Montreal's plan to dump sewage into St. Lawrence suspended

Environment Canada orders halt to plan to dump raw sewage into the waterway pending further analysis

Leona Aglukkaq (Adrian Wyld/CP)

Leona Aglukkaq (Adrian Wyld/CP)

SAGUENAY, Que. – The federal government has ordered a halt to Montreal’s controversial plan to dump eight billion litres of raw sewage into the St. Lawrence River until further scientific analysis can be done.

Infrastructure Minister Denis Lebel made the announcement on behalf of the environment minister today in Saguenay, Que.

He says Leona Aglukkaq has issued an interim order under the Fisheries Act to put the project on hold.

Montreal had planned to dump the untreated wastewater into the river between Oct. 18 and 25.

The city is closing an interceptor — a large sewer used to feed wastewater to treatment plants — to do maintenance work and relocate a snow chute located underneath the Bonaventure Expressway, which the city is converting into an urban boulevard.

Quebec’s Environment Department has already signed off on the plan but in recent weeks, the plan had become fodder in the federal election campaign.

Lebel says Aglukkaq has decided an “independent scientific review by a third party” is the best way to ensure the St. Lawrence River isn’t subject to irreparable environmental harm.

Montreal Mayor Denis Coderre and the provincial government have maintained that, despite the optics, the controversial plan remains the best option available in terms of time and cost.
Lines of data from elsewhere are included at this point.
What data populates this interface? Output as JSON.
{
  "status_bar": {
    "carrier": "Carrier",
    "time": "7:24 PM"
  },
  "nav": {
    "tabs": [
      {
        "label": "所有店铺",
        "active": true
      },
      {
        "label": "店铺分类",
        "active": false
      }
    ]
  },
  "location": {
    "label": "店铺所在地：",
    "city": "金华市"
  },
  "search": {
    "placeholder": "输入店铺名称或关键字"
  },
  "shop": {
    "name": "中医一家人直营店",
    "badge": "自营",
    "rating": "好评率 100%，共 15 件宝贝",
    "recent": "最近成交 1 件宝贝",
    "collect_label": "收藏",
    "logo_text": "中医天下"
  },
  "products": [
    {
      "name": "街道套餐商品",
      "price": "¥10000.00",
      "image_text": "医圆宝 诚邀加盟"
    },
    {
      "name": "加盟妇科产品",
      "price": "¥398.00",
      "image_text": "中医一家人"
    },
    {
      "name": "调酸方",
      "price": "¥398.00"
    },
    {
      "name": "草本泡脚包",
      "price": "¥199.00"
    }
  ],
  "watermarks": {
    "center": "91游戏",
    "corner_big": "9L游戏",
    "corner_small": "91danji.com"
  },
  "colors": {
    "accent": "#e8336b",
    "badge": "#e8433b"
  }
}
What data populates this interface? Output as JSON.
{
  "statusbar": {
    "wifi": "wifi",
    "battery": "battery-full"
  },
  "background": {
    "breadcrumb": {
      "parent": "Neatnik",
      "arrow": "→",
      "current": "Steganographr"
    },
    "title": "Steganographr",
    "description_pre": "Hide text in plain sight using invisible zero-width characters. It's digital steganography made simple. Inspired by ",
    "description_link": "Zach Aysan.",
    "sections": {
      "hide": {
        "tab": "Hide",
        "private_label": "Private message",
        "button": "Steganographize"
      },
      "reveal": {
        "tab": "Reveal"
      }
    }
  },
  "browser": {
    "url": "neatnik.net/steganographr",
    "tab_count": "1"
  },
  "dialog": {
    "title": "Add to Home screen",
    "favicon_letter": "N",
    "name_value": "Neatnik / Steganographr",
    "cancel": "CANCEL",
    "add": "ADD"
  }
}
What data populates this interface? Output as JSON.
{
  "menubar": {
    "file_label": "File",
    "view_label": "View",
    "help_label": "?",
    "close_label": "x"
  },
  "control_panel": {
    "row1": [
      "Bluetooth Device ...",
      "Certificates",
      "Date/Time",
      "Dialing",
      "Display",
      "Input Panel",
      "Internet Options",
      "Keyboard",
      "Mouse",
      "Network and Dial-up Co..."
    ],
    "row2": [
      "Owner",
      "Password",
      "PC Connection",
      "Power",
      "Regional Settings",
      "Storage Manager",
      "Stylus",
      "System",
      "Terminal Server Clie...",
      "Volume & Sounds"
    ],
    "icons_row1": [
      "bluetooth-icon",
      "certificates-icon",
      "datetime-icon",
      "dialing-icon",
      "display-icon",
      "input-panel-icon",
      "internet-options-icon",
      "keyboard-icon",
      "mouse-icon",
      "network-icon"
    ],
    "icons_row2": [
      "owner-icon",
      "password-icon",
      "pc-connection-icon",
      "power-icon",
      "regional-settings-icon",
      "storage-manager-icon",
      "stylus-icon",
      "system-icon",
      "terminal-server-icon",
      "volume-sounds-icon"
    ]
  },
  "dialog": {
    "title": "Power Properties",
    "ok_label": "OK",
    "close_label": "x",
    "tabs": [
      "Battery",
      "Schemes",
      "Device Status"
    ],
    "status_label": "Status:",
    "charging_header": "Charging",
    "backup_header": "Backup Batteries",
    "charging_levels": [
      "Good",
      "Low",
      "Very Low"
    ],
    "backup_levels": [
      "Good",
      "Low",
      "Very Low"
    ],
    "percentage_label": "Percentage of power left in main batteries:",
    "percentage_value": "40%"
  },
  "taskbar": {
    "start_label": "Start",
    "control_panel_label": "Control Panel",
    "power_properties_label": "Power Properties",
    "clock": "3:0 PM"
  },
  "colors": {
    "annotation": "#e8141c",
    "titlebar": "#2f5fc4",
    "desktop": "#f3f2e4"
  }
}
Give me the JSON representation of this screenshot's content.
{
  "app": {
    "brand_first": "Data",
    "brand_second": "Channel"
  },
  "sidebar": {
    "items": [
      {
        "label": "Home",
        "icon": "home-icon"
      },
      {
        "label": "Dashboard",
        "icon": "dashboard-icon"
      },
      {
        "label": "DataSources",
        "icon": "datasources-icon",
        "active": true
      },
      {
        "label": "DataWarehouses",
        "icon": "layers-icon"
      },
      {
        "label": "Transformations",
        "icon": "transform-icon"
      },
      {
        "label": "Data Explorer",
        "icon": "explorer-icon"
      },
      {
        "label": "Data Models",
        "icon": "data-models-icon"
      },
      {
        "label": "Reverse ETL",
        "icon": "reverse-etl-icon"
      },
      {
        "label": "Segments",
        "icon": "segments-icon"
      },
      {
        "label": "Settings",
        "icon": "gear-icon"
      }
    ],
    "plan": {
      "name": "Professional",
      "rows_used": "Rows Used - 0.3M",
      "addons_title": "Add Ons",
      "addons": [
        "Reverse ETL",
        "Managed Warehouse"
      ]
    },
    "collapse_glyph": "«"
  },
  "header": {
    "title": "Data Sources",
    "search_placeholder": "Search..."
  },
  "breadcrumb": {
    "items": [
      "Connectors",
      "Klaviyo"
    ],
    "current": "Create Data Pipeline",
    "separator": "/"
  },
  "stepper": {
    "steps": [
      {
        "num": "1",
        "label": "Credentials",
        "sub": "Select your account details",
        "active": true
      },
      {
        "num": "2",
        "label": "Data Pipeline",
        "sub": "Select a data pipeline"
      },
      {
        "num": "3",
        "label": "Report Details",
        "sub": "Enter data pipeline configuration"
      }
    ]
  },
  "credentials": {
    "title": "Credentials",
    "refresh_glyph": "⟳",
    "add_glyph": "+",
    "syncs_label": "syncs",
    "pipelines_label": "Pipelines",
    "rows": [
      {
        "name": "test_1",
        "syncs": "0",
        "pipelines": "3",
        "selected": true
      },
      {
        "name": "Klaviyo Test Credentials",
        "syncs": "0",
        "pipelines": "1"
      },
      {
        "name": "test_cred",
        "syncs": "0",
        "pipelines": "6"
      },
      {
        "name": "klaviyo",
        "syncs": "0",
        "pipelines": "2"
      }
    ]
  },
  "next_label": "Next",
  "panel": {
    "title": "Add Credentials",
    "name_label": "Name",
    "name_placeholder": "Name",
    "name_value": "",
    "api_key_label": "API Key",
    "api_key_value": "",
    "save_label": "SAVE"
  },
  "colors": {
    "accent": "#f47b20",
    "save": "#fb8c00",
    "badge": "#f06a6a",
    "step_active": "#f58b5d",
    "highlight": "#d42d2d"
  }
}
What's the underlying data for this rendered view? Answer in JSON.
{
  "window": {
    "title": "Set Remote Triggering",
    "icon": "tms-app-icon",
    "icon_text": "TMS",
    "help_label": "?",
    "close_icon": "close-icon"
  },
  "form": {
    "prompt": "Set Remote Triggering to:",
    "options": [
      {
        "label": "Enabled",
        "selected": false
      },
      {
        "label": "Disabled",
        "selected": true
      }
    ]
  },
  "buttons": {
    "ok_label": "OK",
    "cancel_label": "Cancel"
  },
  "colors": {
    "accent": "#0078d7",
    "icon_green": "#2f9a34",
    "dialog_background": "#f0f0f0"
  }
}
A citizen petition with 90,000 names opposed to the project was presented to Mayor Denis Coderre at a city council meeting Tuesday.